━━━ Data for review ━━━

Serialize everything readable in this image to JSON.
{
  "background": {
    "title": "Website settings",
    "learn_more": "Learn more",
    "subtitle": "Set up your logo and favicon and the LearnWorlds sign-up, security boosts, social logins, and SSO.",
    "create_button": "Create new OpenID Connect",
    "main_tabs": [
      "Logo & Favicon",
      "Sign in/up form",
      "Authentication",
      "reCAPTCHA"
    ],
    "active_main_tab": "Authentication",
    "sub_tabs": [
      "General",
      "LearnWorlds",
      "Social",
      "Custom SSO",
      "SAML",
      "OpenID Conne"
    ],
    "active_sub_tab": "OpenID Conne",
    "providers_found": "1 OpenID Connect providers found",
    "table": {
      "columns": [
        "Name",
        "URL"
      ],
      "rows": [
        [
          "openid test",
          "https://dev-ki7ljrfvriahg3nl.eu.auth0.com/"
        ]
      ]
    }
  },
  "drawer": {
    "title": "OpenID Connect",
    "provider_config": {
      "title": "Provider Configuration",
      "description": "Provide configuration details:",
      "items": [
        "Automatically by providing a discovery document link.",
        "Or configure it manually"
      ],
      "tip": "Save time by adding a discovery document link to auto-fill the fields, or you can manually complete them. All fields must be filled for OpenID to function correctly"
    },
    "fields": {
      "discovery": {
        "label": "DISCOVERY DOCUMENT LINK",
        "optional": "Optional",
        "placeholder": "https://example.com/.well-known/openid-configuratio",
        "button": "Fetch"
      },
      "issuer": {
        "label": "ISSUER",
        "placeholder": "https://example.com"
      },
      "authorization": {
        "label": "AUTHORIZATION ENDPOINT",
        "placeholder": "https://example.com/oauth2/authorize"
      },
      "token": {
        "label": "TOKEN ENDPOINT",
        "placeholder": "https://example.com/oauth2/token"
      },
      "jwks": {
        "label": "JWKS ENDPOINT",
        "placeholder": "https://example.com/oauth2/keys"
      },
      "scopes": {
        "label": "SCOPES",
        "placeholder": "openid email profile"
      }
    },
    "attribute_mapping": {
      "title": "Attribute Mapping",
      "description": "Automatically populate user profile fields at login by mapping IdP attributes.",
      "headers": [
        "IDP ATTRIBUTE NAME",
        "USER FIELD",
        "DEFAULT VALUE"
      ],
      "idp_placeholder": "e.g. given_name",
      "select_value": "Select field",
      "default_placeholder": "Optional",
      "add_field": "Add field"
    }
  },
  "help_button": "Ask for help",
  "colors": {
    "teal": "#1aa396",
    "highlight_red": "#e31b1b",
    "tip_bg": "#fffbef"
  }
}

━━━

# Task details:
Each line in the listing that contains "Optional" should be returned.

# Expected answer:
        "optional": "Optional",
      "default_placeholder": "Optional",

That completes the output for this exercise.